While for much of the last century, higher education was considered a public good and an essential agent of democratization, upward mobility and equal opportunity, today it is considered by many to be a lucrative business − indeed, the core business of the “new” service economy. The past two decades in the United States have been marked by a sharp decrease in public funding for public educational institutions as well as a steep increase in the number of older students seeking specialized educational training to advance their careers or help them start new careers. These trends have accompanied the U.S. federal government’s shift away from funding institutions and towards funding students, allowing students to take their grants or guaranteed student loan money to many different educational providers rather than rely on lower-cost public universities and technical schools. The result has been a significant increase in for-profit higher education providers. These institutions compete with public sector providers and generate their revenues largely from public student loan programs and student debt.

Concurrently, new information technology makes it possible to unbundle educational activities and thus reconfigure the educational landscape to advance the interest of for-profit providers. For instance, the growth of “distance learning” is being facilitated both by established educational institutions – the majority of U.S. colleges and universities offer some type of distance-learning programs – and large corporations. The latter includes: global media conglomerates and publishing firms, such as Australia’s News Corporation or London-based publishing giant Pearsons Publishing, Inc.; technology related firms such as “eCollege” or the Carlyle Group’s “Blackboard” firm, which specialize in Internet infrastructure to enable distance learning; as well as education corporations, such as Laureate Education, Inc. (formerly Sylvan Learning Systems), Career Education Corporation and the Apollo Group, which owns the University of Phoenix system − the largest accredited for-profit university and distance-learning operation in the United States.

Given these trends, it is hardly surprising that many see global “trade in educational services,” “transnational” or “borderless” education, as a lucrative business opportunity. While it is currently estimated to be a $40-50 billion industry, the potential for increased profitability in a “global market” of higher educational services is significant. For-profit providers and investors see the World Trade Organization (WTO) as an essential tool to dismantle what they consider to be “barriers to trade” in educational services and maximize their profit-making opportunities on a global scale.

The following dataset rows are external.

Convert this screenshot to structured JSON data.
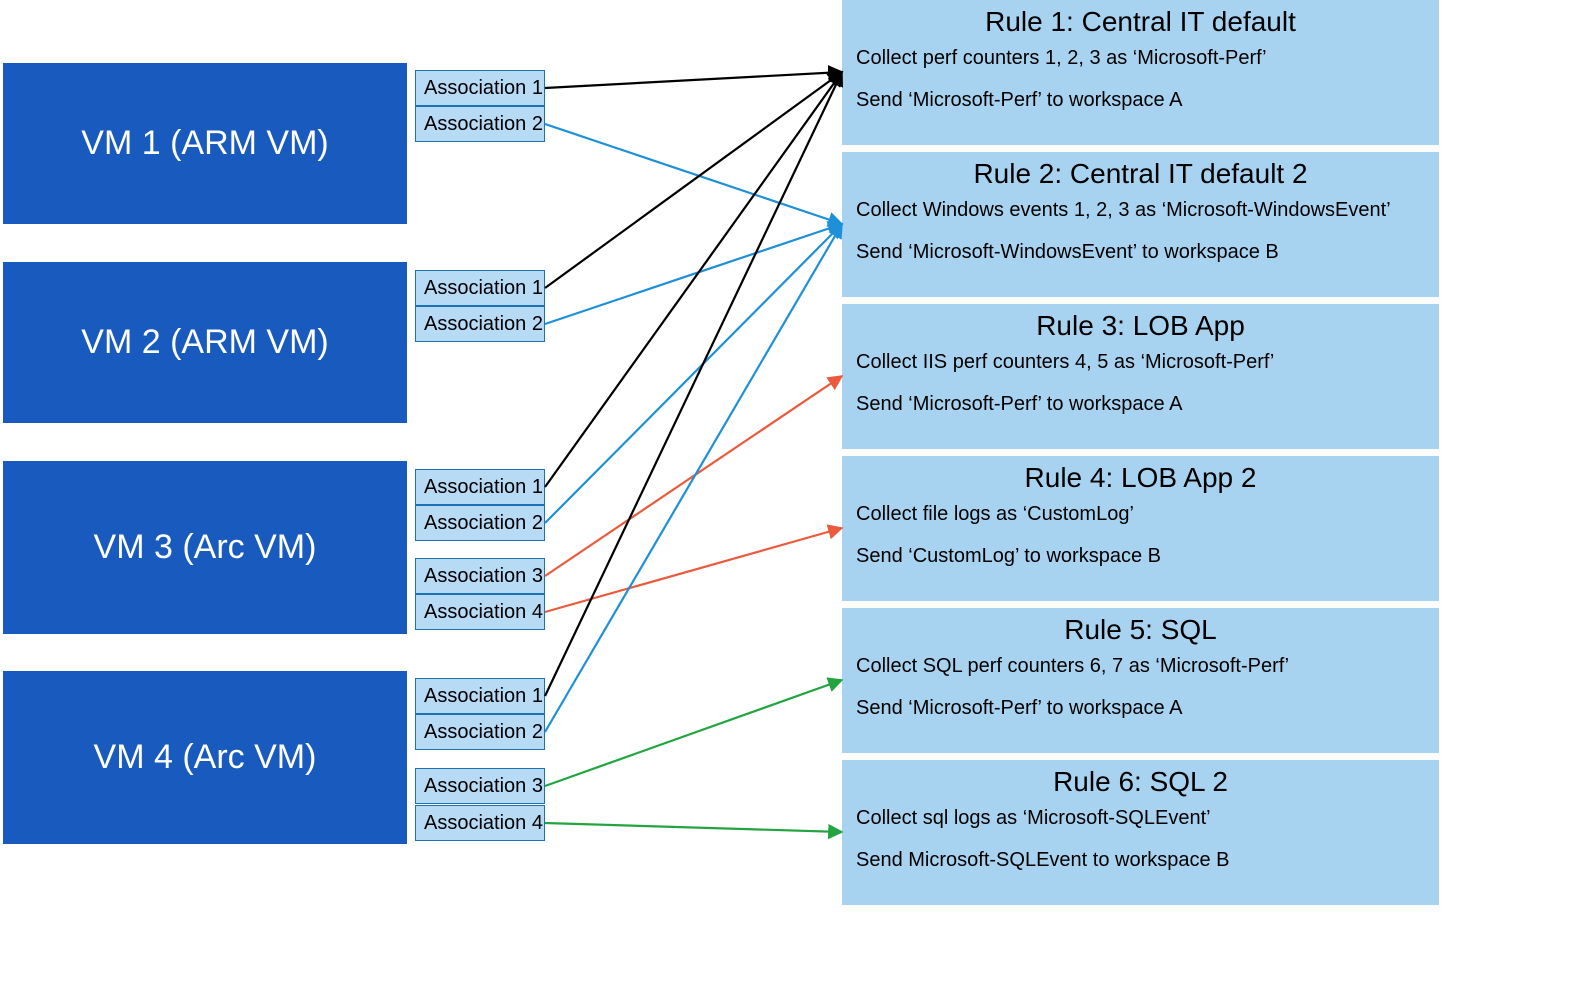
{
  "vms": [
    {
      "label": "VM 1 (ARM VM)"
    },
    {
      "label": "VM 2 (ARM VM)"
    },
    {
      "label": "VM 3 (Arc VM)"
    },
    {
      "label": "VM 4 (Arc VM)"
    }
  ],
  "assoc_labels": {
    "a1": "Association 1",
    "a2": "Association 2",
    "a3": "Association 3",
    "a4": "Association 4"
  },
  "rules": [
    {
      "title": "Rule 1: Central IT default",
      "line1": "Collect perf counters 1, 2, 3 as ‘Microsoft-Perf’",
      "line2": "Send ‘Microsoft-Perf’ to workspace A"
    },
    {
      "title": "Rule 2: Central IT default 2",
      "line1": "Collect Windows events 1, 2, 3 as ‘Microsoft-WindowsEvent’",
      "line2": "Send ‘Microsoft-WindowsEvent’ to workspace B"
    },
    {
      "title": "Rule 3: LOB App",
      "line1": "Collect IIS perf counters 4, 5 as ‘Microsoft-Perf’",
      "line2": "Send ‘Microsoft-Perf’ to workspace A"
    },
    {
      "title": "Rule 4: LOB App 2",
      "line1": "Collect file logs as ‘CustomLog’",
      "line2": "Send ‘CustomLog’ to workspace B"
    },
    {
      "title": "Rule 5: SQL",
      "line1": "Collect SQL perf counters 6, 7 as ‘Microsoft-Perf’",
      "line2": "Send ‘Microsoft-Perf’ to workspace A"
    },
    {
      "title": "Rule 6: SQL 2",
      "line1": "Collect sql logs as ‘Microsoft-SQLEvent’",
      "line2": "Send Microsoft-SQLEvent to workspace B"
    }
  ],
  "arrows": [
    {
      "fromVm": 0,
      "fromAssoc": 0,
      "toRule": 0,
      "color": "black"
    },
    {
      "fromVm": 0,
      "fromAssoc": 1,
      "toRule": 1,
      "color": "blue"
    },
    {
      "fromVm": 1,
      "fromAssoc": 0,
      "toRule": 0,
      "color": "black"
    },
    {
      "fromVm": 1,
      "fromAssoc": 1,
      "toRule": 1,
      "color": "blue"
    },
    {
      "fromVm": 2,
      "fromAssoc": 0,
      "toRule": 0,
      "color": "black"
    },
    {
      "fromVm": 2,
      "fromAssoc": 1,
      "toRule": 1,
      "color": "blue"
    },
    {
      "fromVm": 2,
      "fromAssoc": 2,
      "toRule": 2,
      "color": "red"
    },
    {
      "fromVm": 2,
      "fromAssoc": 3,
      "toRule": 3,
      "color": "red"
    },
    {
      "fromVm": 3,
      "fromAssoc": 0,
      "toRule": 0,
      "color": "black"
    },
    {
      "fromVm": 3,
      "fromAssoc": 1,
      "toRule": 1,
      "color": "blue"
    },
    {
      "fromVm": 3,
      "fromAssoc": 2,
      "toRule": 4,
      "color": "green"
    },
    {
      "fromVm": 3,
      "fromAssoc": 3,
      "toRule": 5,
      "color": "green"
    }
  ],
  "colors": {
    "black": "#000000",
    "blue": "#1e90d8",
    "red": "#eb5a3c",
    "green": "#22a53f"
  }
}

For the most part, traditional higher education institutions and educators have been unaware that this march is afoot at the WTO and have been dangerously disengaged. They must weigh in on these matters before global trade rules are finalized and their profession is transformed from a “public good” to a “global services market.”